• _WORK INSTRUCTIONS_:
Please output the listing below character for character and omit the images.

• _RAW DATA_:
──────────

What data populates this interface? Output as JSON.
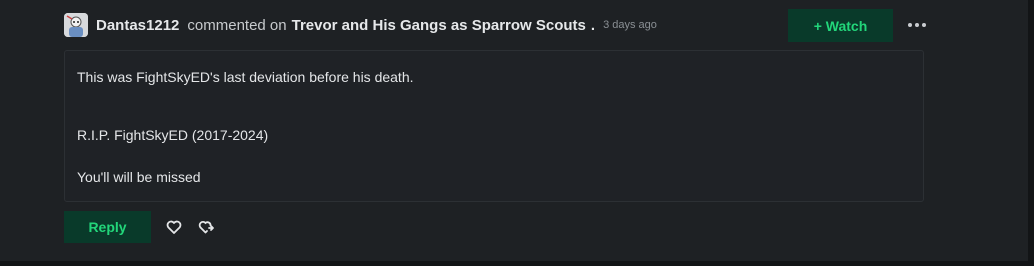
{
  "comment": {
    "author": "Dantas1212",
    "verb": "commented on",
    "deviation_title": "Trevor and His Gangs as Sparrow Scouts",
    "separator": ".",
    "timestamp": "3 days ago",
    "paragraphs": [
      "This was FightSkyED's last deviation before his death.",
      "R.I.P. FightSkyED (2017-2024)",
      "You'll will be missed"
    ]
  },
  "actions": {
    "watch_label": "+ Watch",
    "reply_label": "Reply"
  },
  "icons": {
    "avatar": "user-avatar",
    "more": "more-horizontal-icon",
    "like": "heart-icon",
    "share": "share-icon"
  },
  "colors": {
    "background": "#1e2124",
    "accent_green": "#22d67a",
    "button_bg": "#093a2a",
    "text": "#e4e6e8",
    "muted": "#8a8f94"
  }
}
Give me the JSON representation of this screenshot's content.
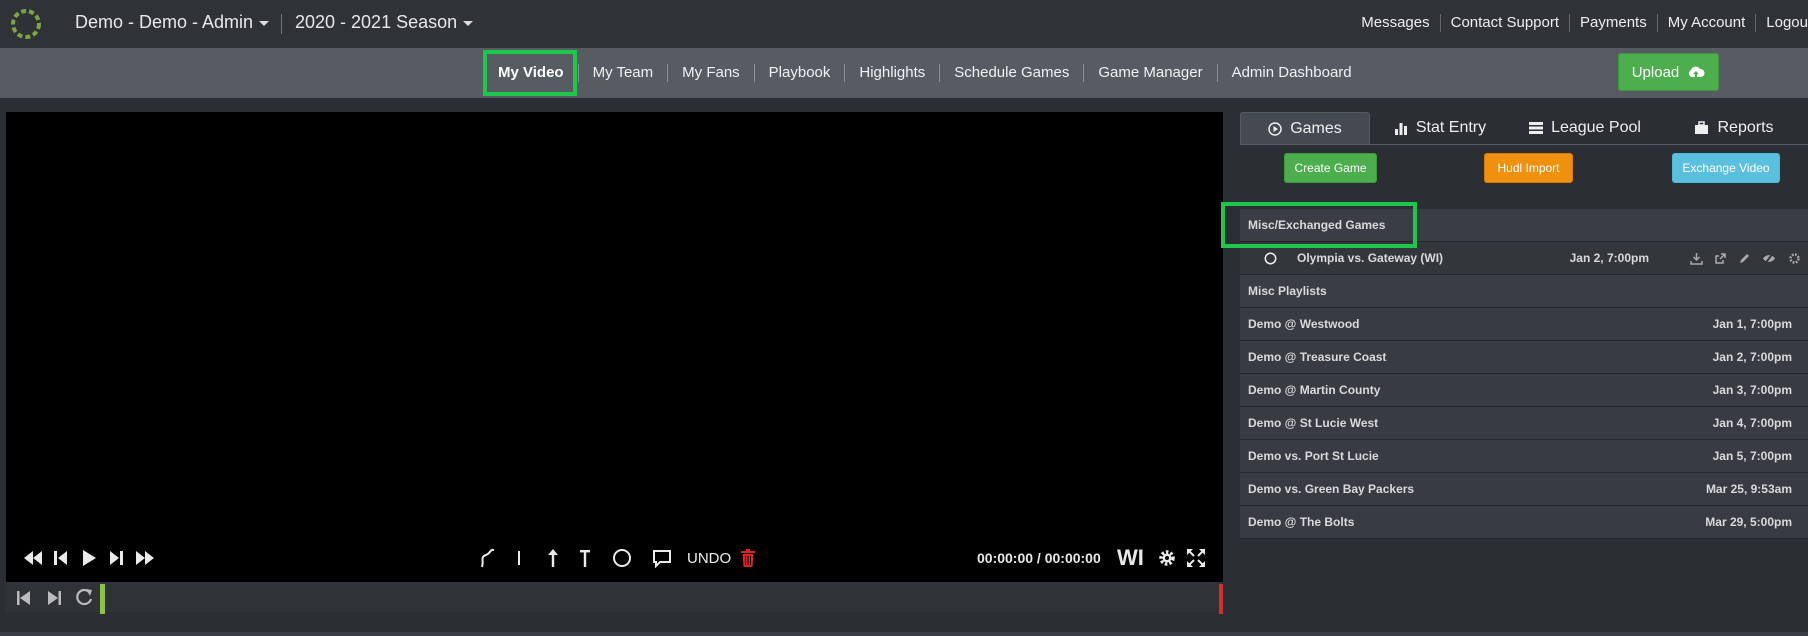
{
  "header": {
    "team_selector": "Demo - Demo - Admin",
    "season_selector": "2020 - 2021 Season",
    "links": [
      "Messages",
      "Contact Support",
      "Payments",
      "My Account",
      "Logou"
    ]
  },
  "nav": {
    "items": [
      "My Video",
      "My Team",
      "My Fans",
      "Playbook",
      "Highlights",
      "Schedule Games",
      "Game Manager",
      "Admin Dashboard"
    ],
    "active": "My Video",
    "upload_label": "Upload"
  },
  "player": {
    "timecode": "00:00:00 / 00:00:00",
    "undo_label": "UNDO",
    "state_label": "WI"
  },
  "panel": {
    "tabs": [
      "Games",
      "Stat Entry",
      "League Pool",
      "Reports"
    ],
    "active_tab": "Games",
    "buttons": {
      "create_game": "Create Game",
      "hudl_import": "Hudl Import",
      "exchange_video": "Exchange Video"
    },
    "misc_group_label": "Misc/Exchanged Games",
    "misc_game": {
      "name": "Olympia vs. Gateway (WI)",
      "date": "Jan 2, 7:00pm"
    },
    "misc_playlists_label": "Misc Playlists",
    "games": [
      {
        "name": "Demo @ Westwood",
        "date": "Jan 1, 7:00pm"
      },
      {
        "name": "Demo @ Treasure Coast",
        "date": "Jan 2, 7:00pm"
      },
      {
        "name": "Demo @ Martin County",
        "date": "Jan 3, 7:00pm"
      },
      {
        "name": "Demo @ St Lucie West",
        "date": "Jan 4, 7:00pm"
      },
      {
        "name": "Demo vs. Port St Lucie",
        "date": "Jan 5, 7:00pm"
      },
      {
        "name": "Demo vs. Green Bay Packers",
        "date": "Mar 25, 9:53am"
      },
      {
        "name": "Demo @ The Bolts",
        "date": "Mar 29, 5:00pm"
      }
    ]
  },
  "colors": {
    "highlight": "#1ec74a",
    "green_button": "#4cae4c",
    "orange_button": "#f0900f",
    "blue_button": "#5bc0de"
  }
}
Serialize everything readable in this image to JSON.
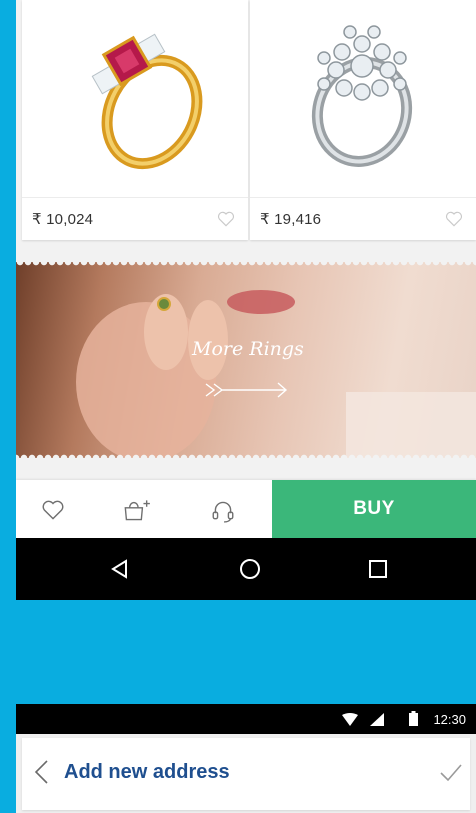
{
  "products": [
    {
      "name": "ruby-princess-cut-gold-ring",
      "price": "₹ 10,024",
      "wishlist_icon": "heart-outline-icon"
    },
    {
      "name": "diamond-cluster-white-gold-ring",
      "price": "₹ 19,416",
      "wishlist_icon": "heart-outline-icon"
    }
  ],
  "banner": {
    "text": "More Rings",
    "icon": "arrow-right-icon"
  },
  "action_bar": {
    "wishlist_icon": "heart-outline-icon",
    "add_to_bag_icon": "bag-plus-icon",
    "support_icon": "headset-icon",
    "buy_label": "BUY",
    "buy_color": "#3bb77a"
  },
  "nav_bar": {
    "back": "back-triangle-icon",
    "home": "home-circle-icon",
    "recents": "recents-square-icon"
  },
  "status_bar": {
    "time": "12:30",
    "icons": [
      "wifi-icon",
      "signal-icon",
      "battery-icon"
    ]
  },
  "address_screen": {
    "title": "Add new address",
    "back_icon": "chevron-left-icon",
    "confirm_icon": "check-icon"
  },
  "colors": {
    "background": "#09ade0",
    "title": "#1f4f8f"
  }
}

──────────

• _TASK SOLUTION_:
What data populates this interface? Output as JSON.
{
  "comment": {
    "author": "Dantas1212",
    "verb": "commented on",
    "deviation_title": "Trevor and His Gangs as Sparrow Scouts",
    "separator": ".",
    "timestamp": "3 days ago",
    "paragraphs": [
      "This was FightSkyED's last deviation before his death.",
      "R.I.P. FightSkyED (2017-2024)",
      "You'll will be missed"
    ]
  },
  "actions": {
    "watch_label": "+ Watch",
    "reply_label": "Reply"
  },
  "icons": {
    "avatar": "user-avatar",
    "more": "more-horizontal-icon",
    "like": "heart-icon",
    "share": "share-icon"
  },
  "colors": {
    "background": "#1e2124",
    "accent_green": "#22d67a",
    "button_bg": "#093a2a",
    "text": "#e4e6e8",
    "muted": "#8a8f94"
  }
}
Give me the JSON representation of this screenshot's content.
{
  "header": {
    "team_selector": "Demo - Demo - Admin",
    "season_selector": "2020 - 2021 Season",
    "links": [
      "Messages",
      "Contact Support",
      "Payments",
      "My Account",
      "Logou"
    ]
  },
  "nav": {
    "items": [
      "My Video",
      "My Team",
      "My Fans",
      "Playbook",
      "Highlights",
      "Schedule Games",
      "Game Manager",
      "Admin Dashboard"
    ],
    "active": "My Video",
    "upload_label": "Upload"
  },
  "player": {
    "timecode": "00:00:00 / 00:00:00",
    "undo_label": "UNDO",
    "state_label": "WI"
  },
  "panel": {
    "tabs": [
      "Games",
      "Stat Entry",
      "League Pool",
      "Reports"
    ],
    "active_tab": "Games",
    "buttons": {
      "create_game": "Create Game",
      "hudl_import": "Hudl Import",
      "exchange_video": "Exchange Video"
    },
    "misc_group_label": "Misc/Exchanged Games",
    "misc_game": {
      "name": "Olympia vs. Gateway (WI)",
      "date": "Jan 2, 7:00pm"
    },
    "misc_playlists_label": "Misc Playlists",
    "games": [
      {
        "name": "Demo @ Westwood",
        "date": "Jan 1, 7:00pm"
      },
      {
        "name": "Demo @ Treasure Coast",
        "date": "Jan 2, 7:00pm"
      },
      {
        "name": "Demo @ Martin County",
        "date": "Jan 3, 7:00pm"
      },
      {
        "name": "Demo @ St Lucie West",
        "date": "Jan 4, 7:00pm"
      },
      {
        "name": "Demo vs. Port St Lucie",
        "date": "Jan 5, 7:00pm"
      },
      {
        "name": "Demo vs. Green Bay Packers",
        "date": "Mar 25, 9:53am"
      },
      {
        "name": "Demo @ The Bolts",
        "date": "Mar 29, 5:00pm"
      }
    ]
  },
  "colors": {
    "highlight": "#1ec74a",
    "green_button": "#4cae4c",
    "orange_button": "#f0900f",
    "blue_button": "#5bc0de"
  }
}
Serialize everything readable in this image to JSON.
{
  "products": [
    {
      "name": "ruby-princess-cut-gold-ring",
      "price": "₹ 10,024",
      "wishlist_icon": "heart-outline-icon"
    },
    {
      "name": "diamond-cluster-white-gold-ring",
      "price": "₹ 19,416",
      "wishlist_icon": "heart-outline-icon"
    }
  ],
  "banner": {
    "text": "More Rings",
    "icon": "arrow-right-icon"
  },
  "action_bar": {
    "wishlist_icon": "heart-outline-icon",
    "add_to_bag_icon": "bag-plus-icon",
    "support_icon": "headset-icon",
    "buy_label": "BUY",
    "buy_color": "#3bb77a"
  },
  "nav_bar": {
    "back": "back-triangle-icon",
    "home": "home-circle-icon",
    "recents": "recents-square-icon"
  },
  "status_bar": {
    "time": "12:30",
    "icons": [
      "wifi-icon",
      "signal-icon",
      "battery-icon"
    ]
  },
  "address_screen": {
    "title": "Add new address",
    "back_icon": "chevron-left-icon",
    "confirm_icon": "check-icon"
  },
  "colors": {
    "background": "#09ade0",
    "title": "#1f4f8f"
  }
}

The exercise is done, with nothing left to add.